Today in Virginia, the funding responsibilities are clear. Tuition, endowment and modest state support will fund access to education and training. The university and external sponsors of academic research are responsible for funding research. No other university in America has addressed this challenge as successfully as the University of Virginia.
Read the whole thing. It’s the most coherent justification I’ve yet seen for the Strategic Investment Fund.
Bacon’s bottom line: If I understand him correctly, Warburg is saying that UVa is drawing a bright line between its academic mission and its research mission, and that the academic mission is funded by tuition and state support, while the research mission is (or will be) funded by the Strategic Investment Fund and external sponsors. Politically, this is an astute way to frame the issue because it alleviates fears that students and parents are helping pay for UVa’s research ambitions.
Creating that bright line is a worthwhile goal, if it can be achieved. I laud Warburg for articulating it. Research universities really do cobble together two distinct missions — academics and research — each of which really should have their own dedicated sources of funding. Students should not be asked to subsidize corporate and federally funded research.
But I have two questions: (1) Are the academic and research functions so intertwined and the funding so inter-mingled that it is even possible to separate research from academics, and (2) where did the money come from to seed the Strategic Investment Fund in the first place?
UVa has not even tried to answer the first question (in fairness, no one has yet asked it), and it has yet to give a clear and comprehensive explanation of the second. University officials have said that some of the funding came from university reserves and some from squirreling away savings from “efficiencies.” One might speculate that other funds have come from budgeted monies unspent at the end of the fiscal year, or budgeted monies not spent on construction projects, or monies accumulated from hospital operations in the same way that the Inova and Carilion health systems have used surplus revenues (what normal people would call profits) to fund their own research initiatives. One could make the argument that any of these sources, known and speculated, were extracted from students or patients and, from an ethical perspective, should be used to reduce tuition and hospital charges.
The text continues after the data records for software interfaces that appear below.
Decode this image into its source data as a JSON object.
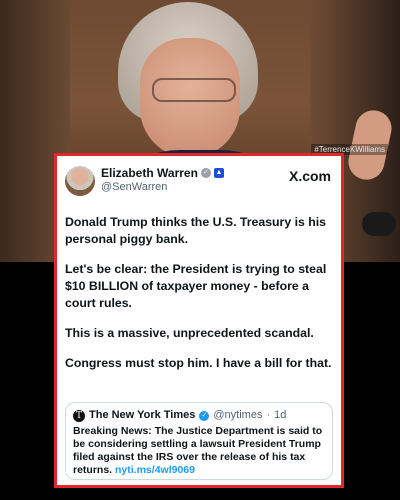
{
  "photo": {
    "watermark": "#TerrenceKWilliams"
  },
  "tweet": {
    "display_name": "Elizabeth Warren",
    "handle": "@SenWarren",
    "platform": "X.com",
    "paragraphs": [
      "Donald Trump thinks the U.S. Treasury is his personal piggy bank.",
      "Let's be clear: the President is trying to steal $10 BILLION of taxpayer money - before a court rules.",
      "This is a massive, unprecedented scandal.",
      "Congress must stop him. I have a bill for that."
    ],
    "quoted": {
      "logo_letter": "T",
      "name": "The New York Times",
      "handle": "@nytimes",
      "dot": "·",
      "age": "1d",
      "text": "Breaking News: The Justice Department is said to be considering settling a lawsuit President Trump filed against the IRS over the release of his tax returns.",
      "link": "nyti.ms/4wl9069"
    }
  },
  "colors": {
    "card_border": "#e0272b",
    "link": "#1d9bf0"
  }
}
Hopefully, we’ll be learning the details Aug. 26 when the House Appropriations Subcommittee on Higher Education and the Senate Finance Subcommittee on Education hold hearings on the Strategic Investment Fund.There are currently no comments highlighted.